Jane Dunn

Half a Century

This New Year’s Day my little girl (who’s never
kissed me, never shouted “Mum”) turned fifty.

An easy birth. The GP said her head looked
rather small. She couldn’t focus, didn’t look at me.
At Guy’s a showman paediatrician, red rose
in his buttonhole, used to fling his gold pince-nez
across the room for registrars to rescue.
You wouldn’t understand, my dear, without
a science degree. I’ll see you in six months.

Other mothers’ milestones passed us by. First steps?
unsteady, at age five. First words? Still waiting.
Tunnel vision, epileptic fits, incontinence.
Red tape at every turn. Aged sixteen, too big
for me to lift, she had to go into a home.
I used to dream she’d talk to me. She always
recognized my voice, would smile. Now,
since her stroke, she simply turns away.
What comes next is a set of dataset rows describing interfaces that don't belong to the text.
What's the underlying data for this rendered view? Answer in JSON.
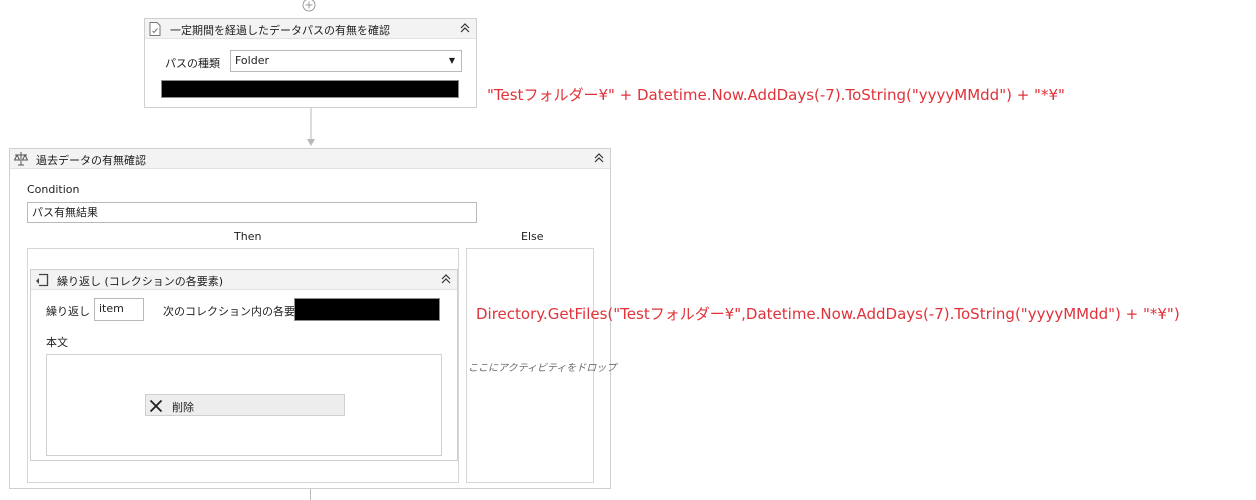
{
  "top_add_icon": "plus-circle-icon",
  "assign_activity": {
    "title": "一定期間を経過したデータパスの有無を確認",
    "icon": "file-check-icon",
    "path_type_label": "パスの種類",
    "path_type_value": "Folder",
    "path_value": ""
  },
  "annotation_path": "\"Testフォルダー¥\" + Datetime.Now.AddDays(-7).ToString(\"yyyyMMdd\") + \"*¥\"",
  "if_activity": {
    "title": "過去データの有無確認",
    "icon": "scale-icon",
    "condition_label": "Condition",
    "condition_value": "パス有無結果",
    "then_label": "Then",
    "else_label": "Else",
    "else_placeholder": "ここにアクティビティをドロップ"
  },
  "foreach_activity": {
    "title": "繰り返し (コレクションの各要素)",
    "icon": "loop-icon",
    "repeat_label": "繰り返し",
    "item_value": "item",
    "collection_label": "次のコレクション内の各要素:",
    "collection_value": "",
    "body_label": "本文",
    "delete_label": "削除"
  },
  "annotation_files": "Directory.GetFiles(\"Testフォルダー¥\",Datetime.Now.AddDays(-7).ToString(\"yyyyMMdd\") + \"*¥\")",
  "colors": {
    "annotation": "#e0323a",
    "connector": "#b8b8b8",
    "header": "#f3f3f3"
  }
}
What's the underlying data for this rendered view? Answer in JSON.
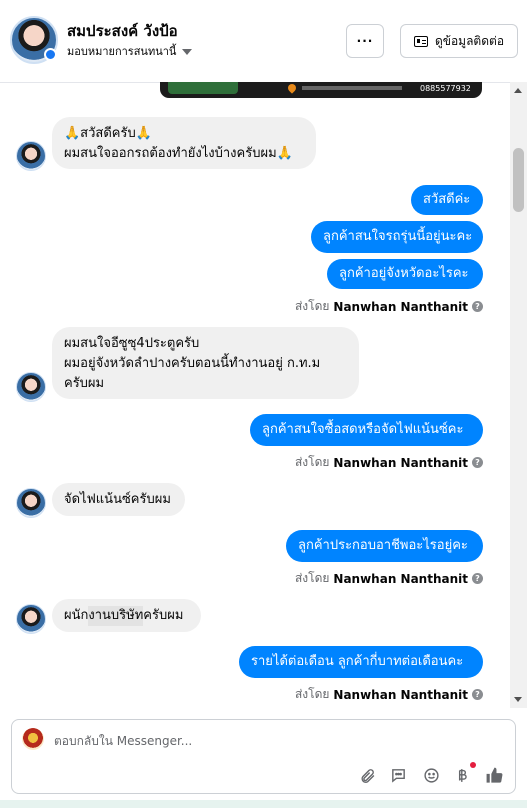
{
  "header": {
    "name": "สมประสงค์ วังป้อ",
    "assign_label": "มอบหมายการสนทนานี้",
    "more_label": "···",
    "contact_label": "ดูข้อมูลติดต่อ"
  },
  "banner": {
    "phone": "0885577932"
  },
  "messages": {
    "m1_line1": "🙏สวัสดีครับ🙏",
    "m1_line2": "ผมสนใจออกรถต้องทำยังไงบ้างครับผม🙏",
    "r1": "สวัสดีค่ะ",
    "r2": "ลูกค้าสนใจรถรุ่นนี้อยู่นะคะ",
    "r3": "ลูกค้าอยู่จังหวัดอะไรคะ",
    "m2_line1": "ผมสนใจอีซูซุ4ประตูครับ",
    "m2_line2": "ผมอยู่จังหวัดลำปางครับตอนนี้ทำงานอยู่ ก.ท.ม",
    "m2_line3": "ครับผม",
    "r4": "ลูกค้าสนใจซื้อสดหรือจัดไฟแน้นซ์คะ",
    "m3": "จัดไฟแน้นซ์ครับผม",
    "r5": "ลูกค้าประกอบอาชีพอะไรอยู่คะ",
    "m4_a": "ผนัก",
    "m4_b": "งานบริษัท",
    "m4_c": "ครับผม",
    "r6": "รายได้ต่อเดือน ลูกค้ากี่บาทต่อเดือนคะ"
  },
  "sent_by": {
    "prefix": "ส่งโดย",
    "agent": "Nanwhan Nanthanit"
  },
  "composer": {
    "placeholder": "ตอบกลับใน Messenger...",
    "icons": [
      "attach-icon",
      "comment-icon",
      "emoji-icon",
      "baht-icon",
      "like-icon"
    ]
  },
  "colors": {
    "outgoing": "#0084ff",
    "incoming": "#f0f0f0",
    "notification": "#e41e3f"
  }
}
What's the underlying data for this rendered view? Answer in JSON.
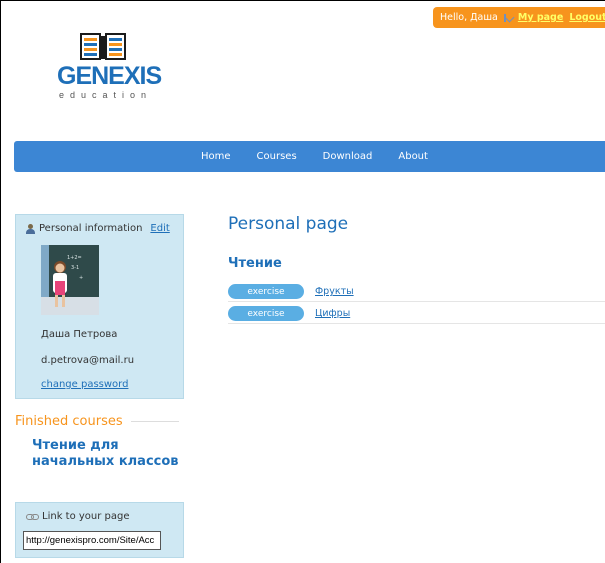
{
  "userbar": {
    "greeting": "Hello, Даша",
    "my_page": "My page",
    "logout": "Logout"
  },
  "logo": {
    "name": "GENEXIS",
    "sub": "education"
  },
  "nav": {
    "items": [
      "Home",
      "Courses",
      "Download",
      "About"
    ]
  },
  "personal": {
    "heading": "Personal information",
    "edit": "Edit",
    "name": "Даша Петрова",
    "email": "d.petrova@mail.ru",
    "change_password": "change password"
  },
  "finished": {
    "heading": "Finished courses",
    "course": "Чтение для начальных классов"
  },
  "link": {
    "heading": "Link to your page",
    "value": "http://genexispro.com/Site/Acc"
  },
  "main": {
    "title": "Personal page",
    "section": "Чтение",
    "rows": [
      {
        "badge": "exercise",
        "link": "Фрукты"
      },
      {
        "badge": "exercise",
        "link": "Цифры"
      }
    ]
  },
  "colors": {
    "accent": "#1e6fb8",
    "nav": "#3c86d4",
    "orange": "#f7941d",
    "sidebar": "#cfe8f3",
    "pill": "#5aaee3"
  }
}
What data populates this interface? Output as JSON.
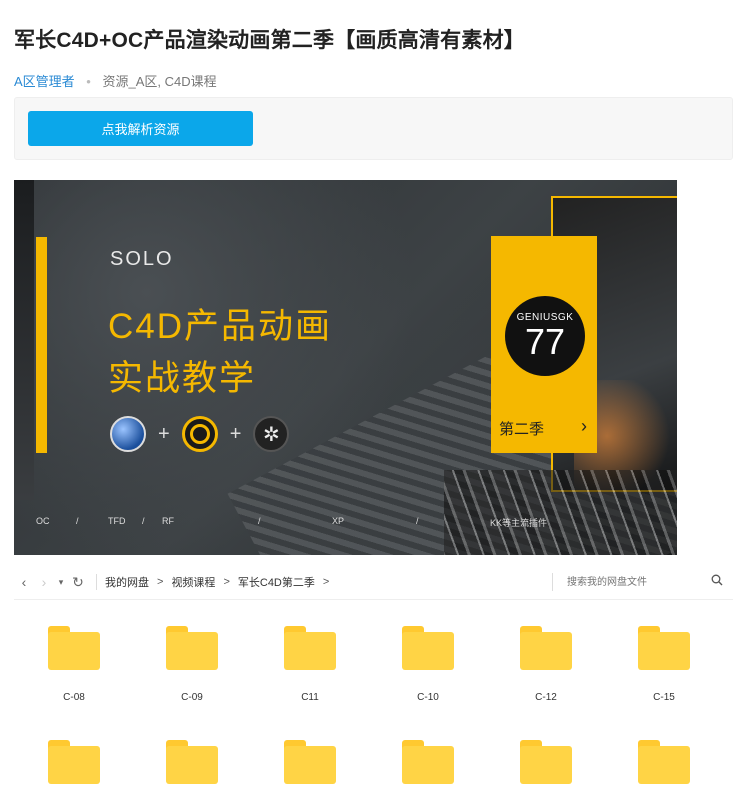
{
  "post": {
    "title": "军长C4D+OC产品渲染动画第二季【画质高清有素材】",
    "author": "A区管理者",
    "categories": "资源_A区, C4D课程",
    "parse_button": "点我解析资源"
  },
  "banner": {
    "brand": "SOLO",
    "headline_1": "C4D产品动画",
    "headline_2": "实战教学",
    "plus": "+",
    "badge_top": "GENIUSGK",
    "badge_num": "77",
    "season": "第二季",
    "chevron": "›",
    "footer": [
      "OC",
      "/",
      "TFD",
      "/",
      "RF",
      "/",
      "XP",
      "/",
      "KK等主流插件"
    ]
  },
  "navbar": {
    "back": "‹",
    "forward": "›",
    "dropdown": "▾",
    "refresh": "↻",
    "crumbs": [
      "我的网盘",
      "视频课程",
      "军长C4D第二季"
    ],
    "arrow": ">",
    "search_placeholder": "搜索我的网盘文件"
  },
  "folders": {
    "row1": [
      "C-08",
      "C-09",
      "C11",
      "C-10",
      "C-12",
      "C-15"
    ],
    "row2": [
      "",
      "",
      "",
      "",
      "",
      ""
    ]
  },
  "colors": {
    "accent_yellow": "#f5b800",
    "button_blue": "#0ba7ea",
    "folder_yellow": "#ffd445"
  }
}
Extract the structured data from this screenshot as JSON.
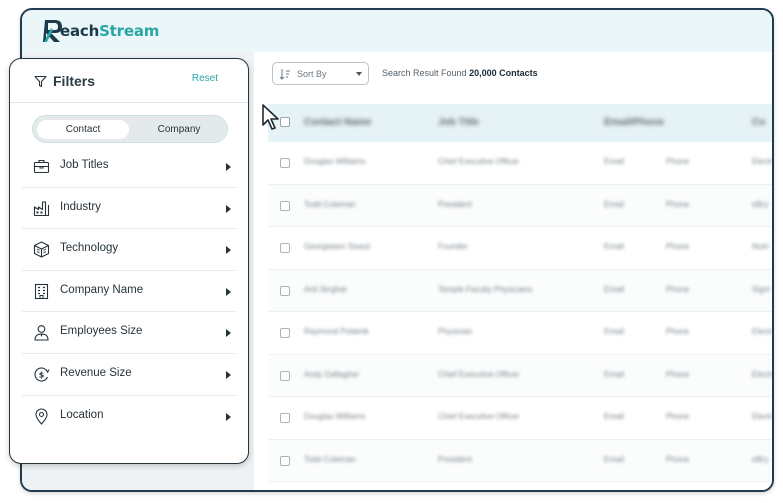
{
  "app": {
    "logo_initial": "R",
    "logo_rest": "each",
    "logo_accent": "Stream",
    "brand_color": "#2aa6a6"
  },
  "toolbar": {
    "sort_label": "Sort By",
    "result_prefix": "Search Result Found",
    "result_count": "20,000 Contacts"
  },
  "table": {
    "headers": [
      "Contact Name",
      "Job Title",
      "Email/Phone",
      "Co"
    ],
    "rows": [
      {
        "name": "Douglas Williams",
        "title": "Chief Executive Officer",
        "email": "Email",
        "phone": "Phone",
        "company": "Electr"
      },
      {
        "name": "Todd Coleman",
        "title": "President",
        "email": "Email",
        "phone": "Phone",
        "company": "eBry"
      },
      {
        "name": "Georgiaann Swaol",
        "title": "Founder",
        "email": "Email",
        "phone": "Phone",
        "company": "Nutri"
      },
      {
        "name": "Anil Singhal",
        "title": "Temple Faculty Physicians",
        "email": "Email",
        "phone": "Phone",
        "company": "Signi"
      },
      {
        "name": "Raymond Polatnik",
        "title": "Physician",
        "email": "Email",
        "phone": "Phone",
        "company": "Electr"
      },
      {
        "name": "Andy Gallagher",
        "title": "Chief Executive Officer",
        "email": "Email",
        "phone": "Phone",
        "company": "Electr"
      },
      {
        "name": "Douglas Williams",
        "title": "Chief Executive Officer",
        "email": "Email",
        "phone": "Phone",
        "company": "Electr"
      },
      {
        "name": "Todd Coleman",
        "title": "President",
        "email": "Email",
        "phone": "Phone",
        "company": "eBry"
      }
    ]
  },
  "filters": {
    "title": "Filters",
    "reset_label": "Reset",
    "toggle": {
      "active": "Contact",
      "inactive": "Company"
    },
    "items": [
      {
        "label": "Job Titles",
        "icon": "briefcase-icon"
      },
      {
        "label": "Industry",
        "icon": "factory-icon"
      },
      {
        "label": "Technology",
        "icon": "cube-icon"
      },
      {
        "label": "Company Name",
        "icon": "building-icon"
      },
      {
        "label": "Employees Size",
        "icon": "employee-icon"
      },
      {
        "label": "Revenue Size",
        "icon": "revenue-icon"
      },
      {
        "label": "Location",
        "icon": "location-pin-icon"
      }
    ]
  }
}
I had a call from Guy’s when she was five:
Good! I’ve caught you in! For my research:
Was this child’s birth a tragedy for you? Or not?